Responsibilities
The Traffic Safety Bureau is responsible for investigating all serious and fatal motor vehicle accidents. In addition, they maintain computerized traffic and speed counts on borough roadways and work in conjunction with borough officials on problem areas within the community.  
 
The Traffic Safety Bureau also maintains, trains and supervises all school crossing guards, coordination with construction companies on all borough construction projects and handling any traffic related complaints within the Borough.

Programs 
The Traffic Safety Bureau conducts child safety seat inspections, educational programs which focus on topics such as drunk driving and distracted driving, 
Traffic_Logo
Traffic Studies
When the Traffic Safety Bureau receives a speeding complaint, typically the first step in the resolution of the complaint is to conduct a traffic study.  While the anecdotal experiences of residents are important, the data in the traffic study is the main driver in how to respond in an effective and efficient manner.   Traffic studies provide the following vital information:

  • 85th Percentile Speed (the speed at or below 85% of vehicles travel)
  • Vehicle Count
  • Most Effective Times for Enforcement
  • To request a traffic study contact a member of the Traffic Safety Bureau.
Lt. Carey Radar
Black and White Traffic Officer and Patrol Car
Traffic studies are conducted over the course of seven days
Street                     
Speed Limit
85th Percentile
Speed
Vehicle Count
Date of Study
 
Central Ave / Fairview Ave
35 mph
34 mph
18,689
2013-Aug.
Central Ave / Fairview Ave
35 mph
34 mph
18,988
2013-Oct.
Central Ave / Serpico Way
35 mph
37 mph
16,935
2014-Aug.
Central Ave / Westerly Ave
35 mph
33 mph
18,313
2014-Sept.
Central Ave / Westerly Ave
35 mph
34 mph
18,618
2014- Oct.
Central Ave / Serpico Way
35 mph
33 mph
16,935
2013-May
Lathrop Ave / Sunset Pl
25 mph
24 mph
330
2015- Nov.
Longview Ave / Rosedale Ave
25 mph
23 mph
1,200
2013-June
Maple Ave / Kings Rd
25 mph
25 mph
1,747
2015-Dec.
Morris Pl / Wisteria Ct
25 mph
33 mph
6,261
2013-May
Niles Ave / Pine Tree Terr
25 mph
28 mph
5,592
2014- Sept.
Noe Ave / Crestview Ave
25 mph
35 mph
17,029
2014-July
North St / Myrtle Ave
25 mph
32 mph
4,595
2015-July
Park Ave / Anthony Dr
35 mph
39 mph
71,145
2013- Jan.
Park Ave / Cedar Ave
35 mph
42 mph
61,998
2013-Jan.
Prospect St / Belmont Ave
25 mph
33 mph
33,296
2013- Dec.
Ridgedale Ave / Myrtle Ave
30 mph
35 mph
38,891
2013-March
Vinton Rd / Wilson La
25 mph
32 mph
3,095
2015-May
                                                            


 

• What does the 85th percentile speed mean?

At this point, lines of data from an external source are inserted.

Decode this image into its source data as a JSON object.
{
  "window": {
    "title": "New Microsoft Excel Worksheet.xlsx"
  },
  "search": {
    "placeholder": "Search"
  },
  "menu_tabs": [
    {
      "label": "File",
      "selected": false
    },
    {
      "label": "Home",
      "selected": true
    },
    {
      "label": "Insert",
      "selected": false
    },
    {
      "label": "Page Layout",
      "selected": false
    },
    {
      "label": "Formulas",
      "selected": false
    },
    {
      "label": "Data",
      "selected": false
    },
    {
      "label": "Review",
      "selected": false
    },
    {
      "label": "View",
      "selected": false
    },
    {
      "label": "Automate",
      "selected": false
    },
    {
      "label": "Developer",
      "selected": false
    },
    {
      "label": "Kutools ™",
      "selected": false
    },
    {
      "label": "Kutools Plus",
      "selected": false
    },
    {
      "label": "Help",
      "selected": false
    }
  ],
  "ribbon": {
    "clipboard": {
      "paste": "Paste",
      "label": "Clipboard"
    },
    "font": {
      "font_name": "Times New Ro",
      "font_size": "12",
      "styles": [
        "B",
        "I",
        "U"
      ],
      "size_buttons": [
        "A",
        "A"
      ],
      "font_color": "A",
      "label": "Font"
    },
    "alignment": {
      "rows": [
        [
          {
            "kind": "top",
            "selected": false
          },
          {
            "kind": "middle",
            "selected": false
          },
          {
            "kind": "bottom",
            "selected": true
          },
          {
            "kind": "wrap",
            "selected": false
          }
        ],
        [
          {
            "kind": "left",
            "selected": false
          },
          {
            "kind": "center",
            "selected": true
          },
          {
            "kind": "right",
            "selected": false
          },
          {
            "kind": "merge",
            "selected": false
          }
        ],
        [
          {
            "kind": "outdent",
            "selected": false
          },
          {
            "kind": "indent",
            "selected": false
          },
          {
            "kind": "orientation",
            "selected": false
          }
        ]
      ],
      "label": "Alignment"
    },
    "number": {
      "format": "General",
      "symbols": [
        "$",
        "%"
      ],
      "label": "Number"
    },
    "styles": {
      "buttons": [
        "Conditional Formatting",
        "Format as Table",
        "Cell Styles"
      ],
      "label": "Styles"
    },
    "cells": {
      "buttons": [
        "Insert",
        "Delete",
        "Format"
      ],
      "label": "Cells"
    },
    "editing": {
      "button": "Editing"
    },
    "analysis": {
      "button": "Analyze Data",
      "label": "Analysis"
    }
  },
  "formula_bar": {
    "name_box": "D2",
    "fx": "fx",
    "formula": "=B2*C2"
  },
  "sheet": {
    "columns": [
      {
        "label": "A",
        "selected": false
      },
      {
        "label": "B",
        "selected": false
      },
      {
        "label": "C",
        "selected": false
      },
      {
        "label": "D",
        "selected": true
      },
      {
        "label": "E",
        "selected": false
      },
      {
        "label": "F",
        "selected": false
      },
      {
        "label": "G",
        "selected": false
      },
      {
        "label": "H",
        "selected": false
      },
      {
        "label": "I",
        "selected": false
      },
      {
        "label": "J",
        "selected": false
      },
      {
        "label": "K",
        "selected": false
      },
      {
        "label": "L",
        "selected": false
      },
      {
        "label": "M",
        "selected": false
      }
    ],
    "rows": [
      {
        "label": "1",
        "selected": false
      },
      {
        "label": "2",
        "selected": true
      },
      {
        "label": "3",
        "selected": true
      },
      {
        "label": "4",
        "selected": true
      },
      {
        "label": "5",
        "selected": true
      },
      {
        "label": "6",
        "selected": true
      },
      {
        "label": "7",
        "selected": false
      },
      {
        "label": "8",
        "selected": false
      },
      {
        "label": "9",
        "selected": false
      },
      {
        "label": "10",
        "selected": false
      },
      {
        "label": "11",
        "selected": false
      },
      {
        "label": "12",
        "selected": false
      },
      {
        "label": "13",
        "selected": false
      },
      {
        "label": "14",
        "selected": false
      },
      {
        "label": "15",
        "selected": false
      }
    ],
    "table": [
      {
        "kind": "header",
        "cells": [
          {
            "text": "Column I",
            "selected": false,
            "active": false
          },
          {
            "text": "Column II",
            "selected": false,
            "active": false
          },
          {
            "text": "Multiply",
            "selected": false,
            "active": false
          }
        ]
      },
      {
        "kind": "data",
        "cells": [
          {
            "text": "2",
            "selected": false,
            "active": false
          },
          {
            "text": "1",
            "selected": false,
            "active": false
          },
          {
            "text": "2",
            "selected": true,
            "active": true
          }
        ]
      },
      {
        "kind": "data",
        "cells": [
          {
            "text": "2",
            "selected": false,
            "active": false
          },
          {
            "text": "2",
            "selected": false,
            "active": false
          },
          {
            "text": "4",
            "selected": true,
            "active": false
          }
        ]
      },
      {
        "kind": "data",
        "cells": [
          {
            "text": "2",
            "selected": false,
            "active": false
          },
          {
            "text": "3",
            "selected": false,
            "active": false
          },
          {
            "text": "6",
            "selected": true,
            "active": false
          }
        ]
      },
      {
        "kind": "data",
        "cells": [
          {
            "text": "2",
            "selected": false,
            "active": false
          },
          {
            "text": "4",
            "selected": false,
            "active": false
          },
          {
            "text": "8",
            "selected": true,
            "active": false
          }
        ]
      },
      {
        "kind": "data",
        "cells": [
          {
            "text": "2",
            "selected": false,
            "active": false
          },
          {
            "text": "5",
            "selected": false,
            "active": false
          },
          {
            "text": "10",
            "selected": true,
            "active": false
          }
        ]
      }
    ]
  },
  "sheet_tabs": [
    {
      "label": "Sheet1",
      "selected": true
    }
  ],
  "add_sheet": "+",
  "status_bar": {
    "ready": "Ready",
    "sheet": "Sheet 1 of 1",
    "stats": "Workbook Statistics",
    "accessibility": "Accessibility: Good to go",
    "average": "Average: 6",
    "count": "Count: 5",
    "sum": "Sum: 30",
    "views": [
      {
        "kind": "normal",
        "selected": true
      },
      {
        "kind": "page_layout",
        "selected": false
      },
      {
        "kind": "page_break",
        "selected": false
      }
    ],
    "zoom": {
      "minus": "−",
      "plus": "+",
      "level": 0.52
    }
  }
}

The 85th percentile speed is the speed at or below 85 percent of vehicles travel.

Another way of looking at this is that only 15 percent of vehicles go faster than this speed and 85 percent go at or below this speed. According to a Federal Highway Administration study, all states and most local agencies use the 85th percentile speed of free flowing traffic as the basic factor in establishing speed limits.

• Why is the 85th percentile speed a good basis for the speed limit?

Studies have shown crash rates are lowest at around the 85th percentile speed. Drivers traveling significantly faster OR slower than this speed are at a greater risk for being in a crash. It is not high speeds alone that relate to crash risk; it is the variation of speed within the traffic stream.

• Would lowering the speed limit affect the speed of vehicles?

A change in the speed limit almost always changes the mean speed of traffic. However, the changes are not always proportional. For the most part, the change in the mean speed of traffic created by a change in speed limit is around 25 percent of the change in the speed limit.  In other words, a speed limit increase or reduction of 6 mph (10 km/h) yields about a 1.5 mph (2.5 km/h) raising or lowering of the mean speed, respectively.

References: R. Elvik, P. Christensen, and A. Amundsen, "Speed and Road Accidents: An Evaluation of the Power Model," The Institute of Transport Economics (TOI), TOI Report 740/2004 (December 2004).

Federal Highway Administration (FHWA), Methods and Practices for Setting Speed Limits: An Informational Report

Contact Us
If you have questions, please contact a member of the Traffic Safety.